“There you have it,” said Sherlock Holmes, knocking out the ashes of his after-breakfast pipe and slowly refilling it. “That is the gentleman I await. As to the story, you have hardly time to master all these papers, so I must give it to you in a nutshell if you are to take an intelligent interest in the proceedings. This man is the greatest financial power in the world, and a man, as I understand, of most violent and formidable character. He married a wife, the victim of this tragedy, of whom I know nothing save that she was past her prime, which was the more unfortunate as a very attractive governess superintended the education of two young children. These are the three people concerned, and the scene is a grand old manor house, the centre of a historical English state. Then as to the tragedy. The wife was found in the grounds nearly half a mile from the house, late at night, clad in her dinner dress, with a shawl over her shoulders and a revolver bullet through her brain. No weapon was found near her and there was no local clue as to the murder. No weapon near her, Watson–mark that! The crime seems to have been committed late in the evening, and the body was found by a gamekeeper about eleven o’clock, when it was examined by the police and by a doctor before being carried up to the house. Is this too condensed, or can you follow it clearly?”
“It is all very clear. But why suspect the governess?”
“Well, in the first place there is some very direct evidence.
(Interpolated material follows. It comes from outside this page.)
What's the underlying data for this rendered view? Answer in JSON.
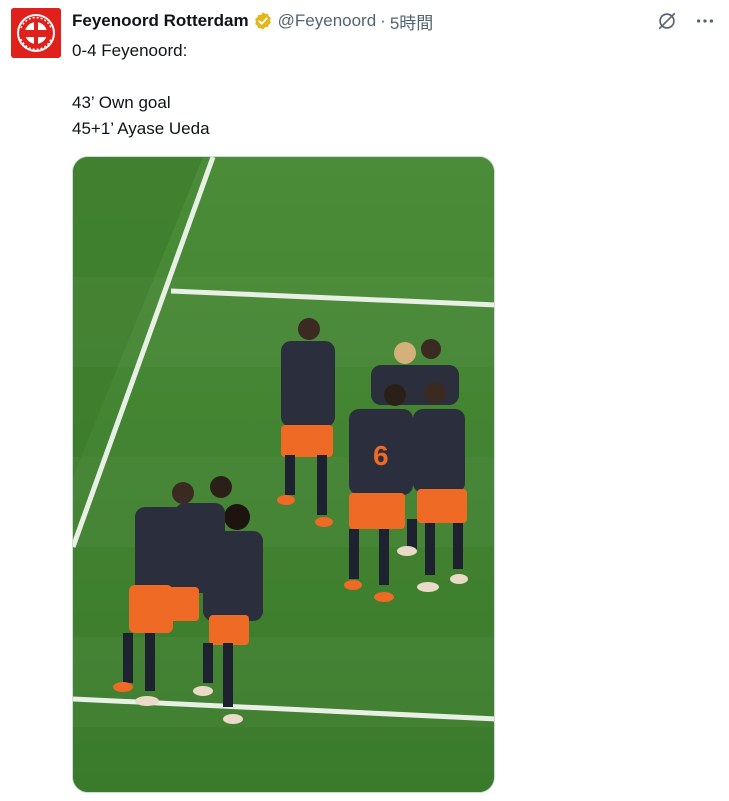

A revolver with one discharged chamber and a calibre which corresponded with the bullet was found on the floor of her wardrobe.” His eyes fixed and he repeated in broken words, “On–the–floor–of–her– wardrobe.” Then he sank into silence, and I saw that some train of thought had been set moving which I should be foolish to interrupt. Suddenly with a start he emerged into brisk life once more. “Yes, Watson, it was found. Pretty damning, eh? So the two juries thought. Then the dead woman had a note upon her making an appointment at that very place and signed by the governess. How’s that? Finally there is the motive. Senator Gibson is an attractive person. If his wife dies, who more likely to succeed her than the young lady who had already by all accounts received pressing attentions from her employer? Love, fortune, power, all depending upon one middleaged life. Ugly, Watson– very ugly!”
“Yes, indeed, Holmes.”
“Nor could she prove an alibi. On the contrary, she had to admit that she was down near Thor Bridge–that was the scene of the tragedy– about that hour. She couldn’t deny it, for some passing villager had seen her there.”
“That really seems final.”
“And yet, Watson–and yet! This bridge–a single broad span of stone with balustraded sides–carries the drive over the narrowest part of a long, deep, reed-girt sheet of water. Thor Mere it is called. In the mouth of the bridge lay the dead woman. Such are the main facts. But here, if I mistake not, is our client, considerably before his time.”
Billy had opened the door, but the name which he announced was an unexpected one. Mr. Marlow Bates was a stranger to both of us. He was a thin, nervous wisp of a man with frightened eyes and a twitching, hesitating manner–a man whom my own professional eye would judge to be on the brink of an absolute nervous breakdown.